The goal of EMV payment cards was to introduce a more secure payment technology that would reduce the prevalence of fraud in card-present transactions. The liability shift acts as an incentive for otherwise late-adopting business owners and merchants to upgrade their equipment faster than they may have if there wasn’t the risk of being liable for card-present transactions. Without penalizing outdated and unsafe payment methods, there will likely be much less voluntary adoption of the newer standard, which means more fraud, which hurts everyone.
EMV Will Make Transactions Take LongerThe opposite is actually true. If you’re unfamiliar with EMV transactions, the added process of waiting for a customer to insert their payment card and enter their PIN might seem like it would take longer to process.

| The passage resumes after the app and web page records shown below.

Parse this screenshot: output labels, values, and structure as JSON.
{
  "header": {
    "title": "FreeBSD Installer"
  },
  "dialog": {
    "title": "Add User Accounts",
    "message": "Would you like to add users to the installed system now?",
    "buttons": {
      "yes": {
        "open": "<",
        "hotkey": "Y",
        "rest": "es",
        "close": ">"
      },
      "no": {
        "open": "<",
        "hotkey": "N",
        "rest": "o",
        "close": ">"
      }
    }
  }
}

However, customers can often complete the transaction using their PIN much faster than it takes to pass the card back and forth with an employee who is helping complete the transaction, wait for a receipt to print and be passed to the customer, the customer signing it, then the customer returning it to the checkout employee.
EMV technology is also present in tap and pay (or NFC) enabled cards which can reduce the time needed to process a transaction to only a few seconds, making your checkout significantly faster and easier for both you and your customer. If time is money, then chip cards help merchants cash in.
- Small Businesses Don’t Need to Upgrade to Accept EMVThe EMV payment standard and it’s accompanying liability shift applies to all businesses that accept debit or credit cards, no matter what size they are. If your business accepts credit cards, then you should understand and prepare your business to be able to accept EMV payments by upgrading your hardware and equipment.
It is especially important for smaller businesses to upgrade their infrastructure to the new EMV standard because they can often be targeted by fraudsters because they count on smaller businesses not having the same security measures in place as larger, more established businesses.
There really is no downside to embracing the new EMV standard, save for perhaps the added cost required to upgrade your equipment, but even that upfront cost is offset by the many benefits of EMV payments.
If there are any other potential misconceptions that you’ve heard about EMV technology, you can contact our friendly Customer Service Team who can help clear up any myths and help set your business up for success.